A large number of overseas students are also seeking permanent resident visas on completion of study and some say the locals are worried about jobs going to them as recession hits home. Indian community members also point out that some recently-arrived Indian international students are rude, loud and behave improperly in public places, and do not have proper English language skills to communicate in this largely monolingual country.

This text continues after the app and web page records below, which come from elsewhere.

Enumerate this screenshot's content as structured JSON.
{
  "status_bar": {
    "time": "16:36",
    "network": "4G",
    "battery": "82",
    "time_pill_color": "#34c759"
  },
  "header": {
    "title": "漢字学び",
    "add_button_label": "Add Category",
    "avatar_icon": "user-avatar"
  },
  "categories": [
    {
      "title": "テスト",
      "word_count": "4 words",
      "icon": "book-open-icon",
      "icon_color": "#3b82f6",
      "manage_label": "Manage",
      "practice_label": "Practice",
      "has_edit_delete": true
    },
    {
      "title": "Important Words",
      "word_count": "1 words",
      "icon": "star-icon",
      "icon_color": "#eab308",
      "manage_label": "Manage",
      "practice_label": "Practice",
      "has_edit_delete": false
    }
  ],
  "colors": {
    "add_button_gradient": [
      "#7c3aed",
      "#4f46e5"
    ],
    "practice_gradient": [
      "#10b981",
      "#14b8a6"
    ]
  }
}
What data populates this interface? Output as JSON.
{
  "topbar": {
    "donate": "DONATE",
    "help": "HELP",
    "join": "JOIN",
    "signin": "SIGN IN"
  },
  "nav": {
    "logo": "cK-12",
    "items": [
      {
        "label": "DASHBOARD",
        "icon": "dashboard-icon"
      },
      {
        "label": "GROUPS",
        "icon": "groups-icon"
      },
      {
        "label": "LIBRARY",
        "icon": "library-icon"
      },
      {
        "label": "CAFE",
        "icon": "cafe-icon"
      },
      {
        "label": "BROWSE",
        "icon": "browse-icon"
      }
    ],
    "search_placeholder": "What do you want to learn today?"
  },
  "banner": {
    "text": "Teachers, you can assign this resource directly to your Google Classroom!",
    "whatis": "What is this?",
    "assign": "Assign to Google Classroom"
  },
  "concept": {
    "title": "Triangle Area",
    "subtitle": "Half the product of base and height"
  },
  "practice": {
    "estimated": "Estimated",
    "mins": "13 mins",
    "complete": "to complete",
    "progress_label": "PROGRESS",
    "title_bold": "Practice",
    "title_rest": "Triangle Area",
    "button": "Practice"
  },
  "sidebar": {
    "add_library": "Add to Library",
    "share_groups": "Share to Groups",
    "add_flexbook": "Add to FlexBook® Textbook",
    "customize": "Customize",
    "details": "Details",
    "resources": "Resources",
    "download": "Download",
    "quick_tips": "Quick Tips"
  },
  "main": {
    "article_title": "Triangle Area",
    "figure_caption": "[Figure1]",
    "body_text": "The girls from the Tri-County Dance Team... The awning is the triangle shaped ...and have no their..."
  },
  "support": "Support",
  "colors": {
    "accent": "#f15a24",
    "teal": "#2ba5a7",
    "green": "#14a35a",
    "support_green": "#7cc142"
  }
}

"The Australian government and educational institutions, together with assistance from the Indian government, should evolve an orientation programme to enhance cultural awareness of overseas students before they come to Australia. In a multicultural society like Australia, increasing awareness and knowledge of different ethnic languages and culture would go a long way in helping rid any racist elements", says Mala Mehta, founder and coordinator of the Indo Australian Bal Bharathi Vidyalaya Hindi School in Sydney, who migrated to Australia in 1983 with her husband and two children.

In recent years, the controversial incarceration of Indian doctor Mohammad Haneef and the 2007-2008 India-Australia cricket series blighted by allegations of racism have irked India.

But branding Australia as an intolerant society can adversely impact on the well-settled diaspora here and make the bilateral relations frostier. Foreign Minister Stephen Smith has reiterated that Australia takes these attacks very seriously and the country is committed to taking its relationship with India to the front rank of Australia's bilateral partnerships.

The fight for safety and rights of international students must not be besmirched by playing the race card, as we live in multicultural global societies today.

Measures taken by Australian government:
1 Has set up a new task force under National Security Adviser Duncan Lewis to coordinate the government's response.

2 Deputy Prime Minister and Minister for Education Julia Gillard has announced that international student representatives would be invited to a roundtable to discuss issues affecting their study experience, including accommodation, safety and welfare.

3 The Victorian government has committed to amending sentencing guidelines in Victoria to make violence specifically targeted against individuals on the basis of their race, religion, sexuality, age or disability an aggravating factor in recognition of the wider adverse social impact that so-called hate crimes can cause.

4 Extra police including mounted police and police helicopters, dog squads, increased surveillance and mobile patrols are being deployed at problem railway stations in Melbourne's west and south-east.  

5 A helpline, staffed by trained volunteers fluent in English and Hindi, has been set up to assist Indian students who are victims of crime.

Recent attacks on Indian international students:
June 2009: Kamal Jit, 23, was found unconscious and bleeding after being attacked while walking home from St Albans railway station in suburban Melbourne. Twenty-two-year-old Vikrant Rajesh Ratan's car was torched in Melbourne's Springvale suburb. A 21-year-old Indian student suffered minor injuries in an attempted armed robbery in the car park at Chisholm Institute of TAFE in Melbourne.

May 2009: Sourabh Sharma, 21, was bashed and robbed by seven men on a Melbourne train. Balinder Singh, 25, was stabbed in the abdomen with a screwdriver as he handed over his wallet to two thugs. Shravan Kumar, 25, and three friends were attacked by a teenage gang armed with screwdrivers. Shravan was stabbed in the head and his condition is said to be critical. Rajesh Kumar, 25, suffered 30 per cent burns when a petrol bomb was hurled through his window in Sydney. He was saved by his flatmate, who stifled the flames by wrapping him in a blanket.

December 2008: Sukhraj Singh attacked in an Indian grocery in Sunshine; was in coma for weeks.

September 2008: Former Australian Medical Association president Mukesh Haikerwal assaulted in Williamstown.

April 2008: Student and taxi driver Jalvinder Singh stabbed by a passenger.

March 2008: Student Kanan Kharbanda partially blinded in a gang attack at a railway station.

© Copyright Neena Bhandari. All rights reserved. Republication, copying or using information from any content is expressly prohibited without  the permission of the writer and the magazine through which the article is syndicated.   

< Prev   Next >

Get The Best Free Joomla Templates at